their front-runners on Monday: Dreamgirls and
Babel are likely to duke it out for best film,
while Helen Mirren and Forest Whitaker take the lead
in the fight for best actors.
All won Golden
Globes and with that the vital momentum needed to move
toward the big prize, the February 25 Oscars.
produced by the minuscule Hollywood Foreign Press
Association, may not always predict the final Oscar winners,
but they help set the debate in the hectic weeks
leading up to the film industry's highest honors.
The list of Globe
winners this year pretty well complied with
conventional wisdom, although some Oscars voters may find
the selection of Babel as 2006's best drama a
bit too gut-wrenching. A story about the globalization
of pain and suffering, Babel was filmed in five
languages in four countries and is far from
traditional Hollywood fare.
It is expected to
go up against Dreamgirls, director Martin
Scorsese's gangster drama The Departed, quirky
family film Little Miss Sunshine, and The
Queen, which stars Mirren, when Oscar nominations
are announced on January 23.
Scorsese left the
Globes a happy man too--he was named best director for
The Departed, giving his film a chance for
Although he has
created classic films like Raging Bull and
Taxi Driver, Scorsese has never won an
Oscar for best film or best director, and the Hollywood that
denied him those prizes may be ready to show its sentimental
Mirren stopped a
reporter when he tried to ask a question about her Oscar
chances. She won the best actress in a drama award for her
portrayal of Queen Elizabeth II in The Queen.
THE BIG O
"No stop," she
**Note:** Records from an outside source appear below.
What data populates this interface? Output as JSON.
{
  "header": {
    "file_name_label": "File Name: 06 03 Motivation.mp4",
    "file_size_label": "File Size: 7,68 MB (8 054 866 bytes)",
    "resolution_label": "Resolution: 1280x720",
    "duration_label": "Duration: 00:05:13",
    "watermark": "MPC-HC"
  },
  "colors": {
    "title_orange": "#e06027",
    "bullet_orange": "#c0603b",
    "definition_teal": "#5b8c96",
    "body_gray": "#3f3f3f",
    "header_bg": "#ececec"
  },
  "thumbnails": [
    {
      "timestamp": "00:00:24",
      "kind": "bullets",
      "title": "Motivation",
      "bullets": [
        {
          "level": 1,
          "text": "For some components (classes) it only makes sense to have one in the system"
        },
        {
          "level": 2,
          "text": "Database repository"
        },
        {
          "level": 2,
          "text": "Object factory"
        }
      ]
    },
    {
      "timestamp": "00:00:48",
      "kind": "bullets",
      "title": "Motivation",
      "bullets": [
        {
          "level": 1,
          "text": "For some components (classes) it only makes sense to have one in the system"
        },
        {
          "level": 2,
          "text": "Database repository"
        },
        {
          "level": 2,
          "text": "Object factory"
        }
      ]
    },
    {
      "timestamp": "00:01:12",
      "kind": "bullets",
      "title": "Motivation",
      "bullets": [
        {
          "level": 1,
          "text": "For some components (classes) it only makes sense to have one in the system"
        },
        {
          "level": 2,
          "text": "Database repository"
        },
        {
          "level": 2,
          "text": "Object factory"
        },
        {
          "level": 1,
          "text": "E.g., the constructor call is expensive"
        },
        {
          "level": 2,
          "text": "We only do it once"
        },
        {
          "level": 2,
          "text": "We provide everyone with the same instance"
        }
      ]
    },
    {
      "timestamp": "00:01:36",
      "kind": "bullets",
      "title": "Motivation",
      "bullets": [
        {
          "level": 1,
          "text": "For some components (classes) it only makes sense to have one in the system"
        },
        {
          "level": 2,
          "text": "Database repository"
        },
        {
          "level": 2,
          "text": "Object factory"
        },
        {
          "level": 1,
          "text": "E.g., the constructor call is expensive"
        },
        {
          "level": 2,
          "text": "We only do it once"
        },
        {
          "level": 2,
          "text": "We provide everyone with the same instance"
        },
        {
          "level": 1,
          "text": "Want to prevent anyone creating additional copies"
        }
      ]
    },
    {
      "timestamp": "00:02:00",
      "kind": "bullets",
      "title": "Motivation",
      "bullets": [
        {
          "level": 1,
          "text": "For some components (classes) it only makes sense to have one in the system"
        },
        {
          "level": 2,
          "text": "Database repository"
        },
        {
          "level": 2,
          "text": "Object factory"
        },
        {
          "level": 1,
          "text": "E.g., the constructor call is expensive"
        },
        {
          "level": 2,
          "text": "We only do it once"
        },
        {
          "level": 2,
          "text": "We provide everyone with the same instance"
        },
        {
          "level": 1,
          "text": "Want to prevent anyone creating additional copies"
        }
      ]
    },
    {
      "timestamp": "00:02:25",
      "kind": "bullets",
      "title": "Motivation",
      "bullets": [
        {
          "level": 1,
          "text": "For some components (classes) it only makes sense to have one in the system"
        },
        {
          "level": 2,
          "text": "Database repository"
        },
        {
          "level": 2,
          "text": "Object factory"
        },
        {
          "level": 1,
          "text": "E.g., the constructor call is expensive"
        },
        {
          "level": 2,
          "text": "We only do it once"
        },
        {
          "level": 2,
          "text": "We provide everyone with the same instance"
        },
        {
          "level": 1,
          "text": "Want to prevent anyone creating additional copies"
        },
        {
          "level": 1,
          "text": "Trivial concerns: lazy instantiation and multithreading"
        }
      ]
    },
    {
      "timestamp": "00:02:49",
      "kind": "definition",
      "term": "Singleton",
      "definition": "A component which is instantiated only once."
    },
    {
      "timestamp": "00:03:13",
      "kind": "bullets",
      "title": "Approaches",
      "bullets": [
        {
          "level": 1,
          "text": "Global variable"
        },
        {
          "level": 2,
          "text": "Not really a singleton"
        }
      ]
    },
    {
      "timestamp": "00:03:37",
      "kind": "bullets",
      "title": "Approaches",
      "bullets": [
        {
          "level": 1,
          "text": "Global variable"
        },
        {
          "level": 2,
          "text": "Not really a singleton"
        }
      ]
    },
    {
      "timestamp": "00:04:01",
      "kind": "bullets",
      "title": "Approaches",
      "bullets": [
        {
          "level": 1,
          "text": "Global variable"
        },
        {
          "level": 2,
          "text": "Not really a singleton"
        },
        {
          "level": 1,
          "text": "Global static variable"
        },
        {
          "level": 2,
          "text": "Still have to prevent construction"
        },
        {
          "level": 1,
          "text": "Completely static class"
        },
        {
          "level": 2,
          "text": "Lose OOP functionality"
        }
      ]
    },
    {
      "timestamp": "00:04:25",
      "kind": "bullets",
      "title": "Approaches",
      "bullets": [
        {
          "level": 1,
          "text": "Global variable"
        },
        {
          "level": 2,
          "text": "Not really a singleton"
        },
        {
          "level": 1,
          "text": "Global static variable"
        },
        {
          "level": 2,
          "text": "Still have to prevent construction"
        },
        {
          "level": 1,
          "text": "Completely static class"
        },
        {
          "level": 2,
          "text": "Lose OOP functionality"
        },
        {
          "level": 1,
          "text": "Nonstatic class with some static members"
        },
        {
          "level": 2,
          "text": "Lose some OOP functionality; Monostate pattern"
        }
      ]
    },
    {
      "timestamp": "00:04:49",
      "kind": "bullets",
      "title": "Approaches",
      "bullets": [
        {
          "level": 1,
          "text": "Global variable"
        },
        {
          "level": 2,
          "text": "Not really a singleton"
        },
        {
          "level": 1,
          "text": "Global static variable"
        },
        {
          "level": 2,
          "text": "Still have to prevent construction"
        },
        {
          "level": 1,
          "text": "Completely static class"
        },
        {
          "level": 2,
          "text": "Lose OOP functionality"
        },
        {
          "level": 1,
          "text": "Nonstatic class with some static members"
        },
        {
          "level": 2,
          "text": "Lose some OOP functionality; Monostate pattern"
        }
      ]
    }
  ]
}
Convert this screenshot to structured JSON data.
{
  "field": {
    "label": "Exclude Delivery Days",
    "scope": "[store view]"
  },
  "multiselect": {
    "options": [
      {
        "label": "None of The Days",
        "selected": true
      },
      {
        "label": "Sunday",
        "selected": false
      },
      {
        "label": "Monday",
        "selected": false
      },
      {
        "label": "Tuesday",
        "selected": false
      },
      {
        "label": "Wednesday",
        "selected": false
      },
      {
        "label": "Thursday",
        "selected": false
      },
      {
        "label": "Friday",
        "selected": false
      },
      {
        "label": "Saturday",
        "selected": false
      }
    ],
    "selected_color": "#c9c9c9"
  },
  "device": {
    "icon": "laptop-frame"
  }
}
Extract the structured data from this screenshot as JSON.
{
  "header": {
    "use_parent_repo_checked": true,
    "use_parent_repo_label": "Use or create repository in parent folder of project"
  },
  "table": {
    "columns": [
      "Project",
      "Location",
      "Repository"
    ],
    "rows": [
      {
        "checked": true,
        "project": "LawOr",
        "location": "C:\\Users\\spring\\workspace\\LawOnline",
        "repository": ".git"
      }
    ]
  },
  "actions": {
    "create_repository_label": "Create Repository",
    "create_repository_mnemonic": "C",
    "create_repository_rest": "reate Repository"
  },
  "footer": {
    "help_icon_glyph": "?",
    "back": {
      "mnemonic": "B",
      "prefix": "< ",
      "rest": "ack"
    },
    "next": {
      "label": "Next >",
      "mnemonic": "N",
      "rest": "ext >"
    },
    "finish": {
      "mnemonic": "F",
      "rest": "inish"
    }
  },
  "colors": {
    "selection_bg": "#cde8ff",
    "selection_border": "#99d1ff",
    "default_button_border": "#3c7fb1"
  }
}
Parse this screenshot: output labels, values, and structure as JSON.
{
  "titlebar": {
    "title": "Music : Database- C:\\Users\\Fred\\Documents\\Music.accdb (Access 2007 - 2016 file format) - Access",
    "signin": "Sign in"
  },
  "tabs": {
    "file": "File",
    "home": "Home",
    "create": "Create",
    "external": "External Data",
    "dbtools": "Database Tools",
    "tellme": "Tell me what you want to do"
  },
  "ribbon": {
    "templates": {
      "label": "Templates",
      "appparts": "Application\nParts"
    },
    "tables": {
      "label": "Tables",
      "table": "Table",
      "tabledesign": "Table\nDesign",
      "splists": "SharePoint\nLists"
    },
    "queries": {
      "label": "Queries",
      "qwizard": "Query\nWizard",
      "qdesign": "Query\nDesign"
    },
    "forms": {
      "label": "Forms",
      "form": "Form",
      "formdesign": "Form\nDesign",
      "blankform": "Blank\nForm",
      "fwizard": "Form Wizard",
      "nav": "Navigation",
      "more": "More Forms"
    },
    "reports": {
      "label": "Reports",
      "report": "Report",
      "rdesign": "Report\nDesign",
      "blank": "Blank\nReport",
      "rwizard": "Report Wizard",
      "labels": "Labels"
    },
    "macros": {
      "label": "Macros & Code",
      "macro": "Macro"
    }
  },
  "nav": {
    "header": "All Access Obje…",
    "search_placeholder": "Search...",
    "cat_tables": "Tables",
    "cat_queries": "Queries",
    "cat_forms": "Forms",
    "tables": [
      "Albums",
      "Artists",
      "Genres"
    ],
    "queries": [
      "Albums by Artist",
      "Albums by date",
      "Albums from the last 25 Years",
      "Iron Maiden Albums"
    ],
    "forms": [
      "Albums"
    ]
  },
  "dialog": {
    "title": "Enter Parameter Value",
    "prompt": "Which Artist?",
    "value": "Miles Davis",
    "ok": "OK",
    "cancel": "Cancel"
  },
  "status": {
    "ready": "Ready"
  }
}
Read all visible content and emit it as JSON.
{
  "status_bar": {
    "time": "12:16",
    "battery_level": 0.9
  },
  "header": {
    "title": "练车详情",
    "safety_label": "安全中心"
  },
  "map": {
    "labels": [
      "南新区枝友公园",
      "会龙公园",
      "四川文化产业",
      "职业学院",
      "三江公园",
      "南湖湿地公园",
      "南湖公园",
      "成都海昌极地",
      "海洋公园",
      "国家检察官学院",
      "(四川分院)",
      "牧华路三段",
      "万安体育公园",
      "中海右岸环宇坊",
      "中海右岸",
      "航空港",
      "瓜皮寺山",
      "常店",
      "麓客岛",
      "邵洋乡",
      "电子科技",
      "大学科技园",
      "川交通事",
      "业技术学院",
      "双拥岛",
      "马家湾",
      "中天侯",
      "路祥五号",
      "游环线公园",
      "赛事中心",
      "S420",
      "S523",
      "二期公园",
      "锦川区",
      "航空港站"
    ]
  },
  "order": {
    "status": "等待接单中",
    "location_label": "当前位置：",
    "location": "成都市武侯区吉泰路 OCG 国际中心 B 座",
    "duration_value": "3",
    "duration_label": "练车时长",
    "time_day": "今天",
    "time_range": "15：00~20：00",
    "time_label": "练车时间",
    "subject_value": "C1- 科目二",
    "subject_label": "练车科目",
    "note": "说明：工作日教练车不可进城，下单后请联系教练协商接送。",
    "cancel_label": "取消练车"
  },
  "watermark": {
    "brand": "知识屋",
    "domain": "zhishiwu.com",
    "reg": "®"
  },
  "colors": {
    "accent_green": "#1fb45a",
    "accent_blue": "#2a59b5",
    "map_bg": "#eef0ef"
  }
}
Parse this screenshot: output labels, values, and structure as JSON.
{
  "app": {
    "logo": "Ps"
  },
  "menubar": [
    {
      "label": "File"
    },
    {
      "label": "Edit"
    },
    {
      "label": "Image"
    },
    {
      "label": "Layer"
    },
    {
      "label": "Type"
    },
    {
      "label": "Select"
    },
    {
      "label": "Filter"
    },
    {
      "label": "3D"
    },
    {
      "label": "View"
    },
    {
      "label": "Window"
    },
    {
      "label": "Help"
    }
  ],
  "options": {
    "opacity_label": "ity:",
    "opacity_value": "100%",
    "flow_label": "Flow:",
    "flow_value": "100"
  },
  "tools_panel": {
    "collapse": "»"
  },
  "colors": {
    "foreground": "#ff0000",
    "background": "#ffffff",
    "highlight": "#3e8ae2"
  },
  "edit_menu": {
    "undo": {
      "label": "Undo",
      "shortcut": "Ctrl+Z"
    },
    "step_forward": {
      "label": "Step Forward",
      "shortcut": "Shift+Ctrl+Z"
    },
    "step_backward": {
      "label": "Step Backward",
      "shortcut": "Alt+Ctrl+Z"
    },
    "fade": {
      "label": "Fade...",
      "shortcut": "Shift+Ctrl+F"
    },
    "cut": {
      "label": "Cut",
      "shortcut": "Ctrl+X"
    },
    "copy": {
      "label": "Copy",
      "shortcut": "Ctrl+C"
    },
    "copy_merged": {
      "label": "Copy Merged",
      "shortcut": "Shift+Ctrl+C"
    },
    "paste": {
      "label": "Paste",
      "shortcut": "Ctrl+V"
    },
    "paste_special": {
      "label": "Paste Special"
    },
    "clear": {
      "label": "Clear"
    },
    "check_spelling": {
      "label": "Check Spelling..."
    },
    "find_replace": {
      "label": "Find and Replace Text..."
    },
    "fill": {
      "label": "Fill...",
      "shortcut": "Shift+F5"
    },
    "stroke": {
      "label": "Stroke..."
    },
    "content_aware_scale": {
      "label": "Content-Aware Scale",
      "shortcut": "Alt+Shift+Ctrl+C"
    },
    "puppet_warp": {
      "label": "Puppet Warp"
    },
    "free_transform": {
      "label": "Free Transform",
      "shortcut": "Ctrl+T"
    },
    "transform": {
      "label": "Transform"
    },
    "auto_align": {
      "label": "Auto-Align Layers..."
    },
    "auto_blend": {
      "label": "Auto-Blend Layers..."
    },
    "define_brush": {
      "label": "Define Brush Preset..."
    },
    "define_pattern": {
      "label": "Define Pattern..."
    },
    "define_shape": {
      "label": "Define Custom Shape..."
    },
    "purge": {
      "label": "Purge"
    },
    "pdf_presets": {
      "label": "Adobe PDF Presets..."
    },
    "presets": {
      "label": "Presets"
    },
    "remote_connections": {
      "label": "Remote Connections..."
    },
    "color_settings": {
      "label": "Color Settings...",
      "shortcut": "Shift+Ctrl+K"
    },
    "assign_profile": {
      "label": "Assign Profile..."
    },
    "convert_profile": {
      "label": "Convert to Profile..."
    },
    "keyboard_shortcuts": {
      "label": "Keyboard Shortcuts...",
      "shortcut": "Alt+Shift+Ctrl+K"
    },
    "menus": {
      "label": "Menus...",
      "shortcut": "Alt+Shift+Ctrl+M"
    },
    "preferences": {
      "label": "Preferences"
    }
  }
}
told the reporter. "It's the big O. I never had a big
O. They say the Earth moves. I can't wait."
name was announced as winner of best drama for his
portrayal of the brutal Ugandan dictator Idi Amin, he jumped
up. Winning, he said, "was like a jolt of
Dreamgirls won three awards, more than any
other film, including best supporting actor and actress for
Eddie Murphy and Jennifer Hudson.
Babel earned only one award but it was a big
one--best film drama. It entered the Golden Globes as
the most nominated movie, with seven nominations.
director, Mexico's Alejandro Gonzalez Inarritu, noted the
long and trying journey to get his movie made across three
continents--Africa, North America, and Asia.
Babel transcended borders with its
"I think the
power of cinema is universal and at the end, emotion
doesn't need translation and that's the beauty of it."
Sacha Baron Cohen, who plays a dimwitted reporter in
Borat: Cultural Learnings of America for Make Benefit
Glorious Nation of Kazakhstan, was given the award
for best actor in a film musical or comedy.
characteristically dry manner, Cohen thanked his costar, Ken
Davitian, who sat on his face in a naked wrestling match in
"I was faced with
a choice--death or to breathe in the air that had
been trapped in a small pocket between his buttocks for 30
years," Cohen joked. "Kenneth, if it was not for that
rancid bubble, I would not be here today."
In the other top
film honor Meryl Streep won the award for best actress
in a comedy for her portrayal of a wicked fashion editor in
The Devil Wears Prada. It was the sixth Golden
Globe of Streep's career. (Reuters)